The price rumor is based mainly on the comments of Sony, who said that PSVR would cost “around that of a new console”. Even including the cost of a Playstation, the price of entry for PSVR may be significantly lower than that of a PC-based setup.

For this reason, it’s expected that PSVR will have the greatest market penetration and should therefore be a prime candidate for exclusive titles.

The PSVR display is 1920 x 1080 with a field of view of 100 degrees. This is a slightly lower quality than both the Rift and Vive, but not as much as to severely detract from the experience. However, it is capable of running up to 120Hz.

The PSVR headset also requires an external processing unit that’s a bit smaller than a Wii. The unit can also output to a connected TV, and with multiple controllers, it’s possible that this will allow for friends to take part in the experience outside of the headset.

The launch date was initially slated for Q2 2016, but this is looking increasingly unlikely. Personally, I expect they’ll aim for the latter half, possibly even the holiday season, but we should have more solid information by the time E3 arrives in June.

Games for the PSVR

The official VR experiences should get you sufficiently excited. For more on the individual games, check out the rest of the official playlist. Fans of the classic giant mech-fighting genre will particularly enjoy the immersion offered in Rigs.

Notably absent from the official promos, despite being an exclusive, is Summer Lesson – a quirky “communication experience”, though that’s probably just an obscure way of saying it’s a dating sim. It’s unclear if this will receive an international release or if it will be Japanese only. My guess is on the latter.

Another exclusive, those seeking tripping musical experiences should look forward to the rebirth of Rez.

Which VR Headset Will You Buy?

Don’t get too bogged down with the internal specs.
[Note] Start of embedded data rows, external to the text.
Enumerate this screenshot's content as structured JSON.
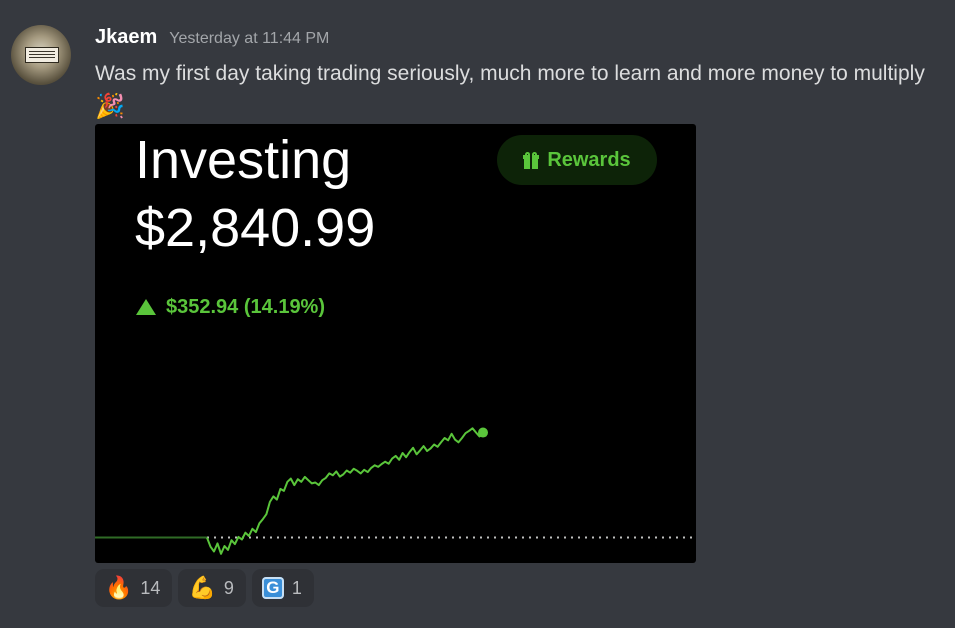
{
  "message": {
    "username": "Jkaem",
    "timestamp": "Yesterday at 11:44 PM",
    "text": "Was my first day taking trading seriously, much more to learn and more money to multiply",
    "emoji": "🎉"
  },
  "attachment": {
    "title": "Investing",
    "value": "$2,840.99",
    "change": "$352.94 (14.19%)",
    "rewards_label": "Rewards",
    "accent_color": "#5ac53b"
  },
  "chart_data": {
    "type": "line",
    "title": "",
    "xlabel": "",
    "ylabel": "",
    "baseline": 2488.05,
    "ylim": [
      2425,
      2900
    ],
    "x": [
      0,
      1,
      2,
      3,
      4,
      5,
      6,
      7,
      8,
      9,
      10,
      11,
      12,
      13,
      14,
      15,
      16,
      17,
      18,
      19,
      20,
      21,
      22,
      23,
      24,
      25,
      26,
      27,
      28,
      29,
      30,
      31,
      32,
      33,
      34,
      35,
      36,
      37,
      38,
      39,
      40,
      41,
      42,
      43,
      44,
      45,
      46,
      47,
      48,
      49,
      50,
      51,
      52,
      53,
      54,
      55,
      56,
      57,
      58,
      59,
      60,
      61,
      62,
      63,
      64,
      65,
      66,
      67,
      68,
      69,
      70,
      71,
      72,
      73,
      74,
      75,
      76,
      77,
      78,
      79
    ],
    "series": [
      {
        "values": [
          2488,
          2460,
          2445,
          2470,
          2438,
          2462,
          2450,
          2480,
          2468,
          2490,
          2482,
          2503,
          2493,
          2515,
          2505,
          2532,
          2545,
          2560,
          2598,
          2615,
          2605,
          2638,
          2632,
          2660,
          2670,
          2650,
          2668,
          2660,
          2675,
          2665,
          2655,
          2658,
          2650,
          2665,
          2672,
          2686,
          2680,
          2692,
          2676,
          2683,
          2695,
          2688,
          2700,
          2694,
          2686,
          2697,
          2690,
          2703,
          2711,
          2706,
          2715,
          2722,
          2716,
          2732,
          2740,
          2728,
          2749,
          2736,
          2752,
          2765,
          2745,
          2757,
          2770,
          2755,
          2763,
          2775,
          2768,
          2782,
          2795,
          2788,
          2808,
          2790,
          2782,
          2795,
          2810,
          2817,
          2825,
          2812,
          2800,
          2812
        ]
      }
    ]
  },
  "reactions": [
    {
      "emoji": "🔥",
      "count": "14"
    },
    {
      "emoji": "💪",
      "count": "9"
    },
    {
      "emoji": "G",
      "count": "1"
    }
  ]
}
Once the headset is on and you’re teleported to a distant land, you really won’t notice. The games themselves will dictate the winners of this generation — and there’s such a wide range of games planned that surely one will be the “killer app” for you.

Sony has the largest potential install base, but will console gamers dismiss VR as just another fad? Oculus has the backing of Microsoft for the best Windows support, and if exclusive, Minecraft VR could be the killer title. The HTC Vive might offer the superior Holodeck-like experience that we’ve dreamed of, but at what cost?

For what it’s worth, I can’t decide either. As an original Kickstarter backer, I’ll be getting a free Oculus Rift, but the promise of room-scale experiences is compelling — and I wouldn’t like to miss out on those Playstation VR exclusives either, even if it means trading in my Xbox for a Playstation.

I can tell 2016 is going to be an expensive year.

Which will you buy? Does your hatred of Facebook run so deep as to ignore the Oculus Rift? Will HTC even be around to support their device in a year’s time? Will Sony’s VR go the way of the Kinect? Tell us what you think in the comments!